That having been said, riding in a stiff boot that has not been properly fitted and/or customized, on bindings that have not been set up properly, is a recipe for pain and disaster.  Though I don’t recommend that everyone use ski boots, the following photos show boots that have been tuned and work quite nicely.  The primary advantage to using ski boots is the improved lateral rigidity, solid sole contact area, and the fact that they are actually foot-shaped.  This is an important consideration if, for instance, you have narrow ankles and a broad fore-foot.



On stance angles in general.  (Leverage v. finesse)

As mentioned earlier, steeper angles allow for greater dexterity, but less leverage.  Similarly, lower angles allow for less dexterity, more of a ‘learned’ style of riding, and greater leverage over the board.  One might think that more leverage is a good thing, but that is not necessarily so.  If the mere act of relaxing your legs sends tipping input to the board, then the board is doing something when you are doing essentially nothing.  Difficult toe side turn initiation is often directly related to either an excessively low stance angle, or too much splay angle between the feet.  In this case, steeper angles or less splay would mean that knee flexion would travel more tip to tail, which would allow the rider to relax their stance without incurring dissonance underfoot.  If you find then, that most toe-side turns are initiated with the upper body, or if the rear leg tends to straighten and/or lock under similar circumstances, you could have a binding angle/boot incompatibility.  To check this, loosen the cuff of the rear boot and try to make a few slow, gradual turns on gentle terrain.  If the situation improves, then you need to reduce the leverage provided by the rear boot.

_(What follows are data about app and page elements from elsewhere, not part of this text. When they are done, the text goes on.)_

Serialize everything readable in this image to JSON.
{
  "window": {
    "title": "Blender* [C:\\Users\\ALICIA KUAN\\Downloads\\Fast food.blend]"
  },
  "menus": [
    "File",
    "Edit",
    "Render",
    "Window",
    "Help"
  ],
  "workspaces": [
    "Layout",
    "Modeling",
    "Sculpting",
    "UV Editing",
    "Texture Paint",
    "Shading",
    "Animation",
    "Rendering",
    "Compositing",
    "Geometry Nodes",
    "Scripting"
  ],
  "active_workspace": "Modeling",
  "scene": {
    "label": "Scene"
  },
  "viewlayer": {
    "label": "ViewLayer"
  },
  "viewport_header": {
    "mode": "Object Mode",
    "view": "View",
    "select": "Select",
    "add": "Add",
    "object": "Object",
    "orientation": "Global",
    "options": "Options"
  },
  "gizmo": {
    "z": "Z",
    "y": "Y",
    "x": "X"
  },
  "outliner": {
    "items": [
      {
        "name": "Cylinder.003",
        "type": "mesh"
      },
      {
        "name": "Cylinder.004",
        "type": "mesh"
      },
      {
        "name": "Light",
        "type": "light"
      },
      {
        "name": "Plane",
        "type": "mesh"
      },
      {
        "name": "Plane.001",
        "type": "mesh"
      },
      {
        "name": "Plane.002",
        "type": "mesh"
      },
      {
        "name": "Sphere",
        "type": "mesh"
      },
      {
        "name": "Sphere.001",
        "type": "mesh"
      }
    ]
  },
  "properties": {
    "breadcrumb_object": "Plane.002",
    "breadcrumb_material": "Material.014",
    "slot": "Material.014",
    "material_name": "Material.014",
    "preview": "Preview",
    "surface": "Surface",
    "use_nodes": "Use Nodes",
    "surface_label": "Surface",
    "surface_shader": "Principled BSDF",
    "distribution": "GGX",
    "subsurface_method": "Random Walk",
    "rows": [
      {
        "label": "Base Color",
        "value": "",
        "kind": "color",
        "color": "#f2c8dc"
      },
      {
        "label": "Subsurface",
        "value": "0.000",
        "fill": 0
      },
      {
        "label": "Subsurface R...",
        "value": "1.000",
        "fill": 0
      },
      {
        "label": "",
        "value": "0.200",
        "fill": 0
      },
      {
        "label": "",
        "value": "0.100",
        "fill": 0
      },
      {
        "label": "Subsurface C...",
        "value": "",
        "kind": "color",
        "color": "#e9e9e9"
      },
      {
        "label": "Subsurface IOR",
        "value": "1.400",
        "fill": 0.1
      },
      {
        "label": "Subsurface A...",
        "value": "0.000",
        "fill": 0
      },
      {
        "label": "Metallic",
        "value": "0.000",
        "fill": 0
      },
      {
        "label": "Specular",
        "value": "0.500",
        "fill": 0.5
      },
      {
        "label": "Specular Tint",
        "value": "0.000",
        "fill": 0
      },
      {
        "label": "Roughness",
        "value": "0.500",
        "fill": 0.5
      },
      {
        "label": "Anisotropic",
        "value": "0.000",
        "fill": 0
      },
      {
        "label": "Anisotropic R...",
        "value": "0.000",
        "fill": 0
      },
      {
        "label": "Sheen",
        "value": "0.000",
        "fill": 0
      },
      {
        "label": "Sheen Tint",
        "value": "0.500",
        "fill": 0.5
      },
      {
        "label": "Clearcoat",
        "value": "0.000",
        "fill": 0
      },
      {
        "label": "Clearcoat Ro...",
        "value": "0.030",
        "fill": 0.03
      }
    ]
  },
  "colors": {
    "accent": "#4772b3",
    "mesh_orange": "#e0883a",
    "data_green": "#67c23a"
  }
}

Simply put:  Stiffer boot, steeper angle.  Softer boot, lower angle.  Wider board, softer boot.  Narrow board, stiffer boot.  Got it?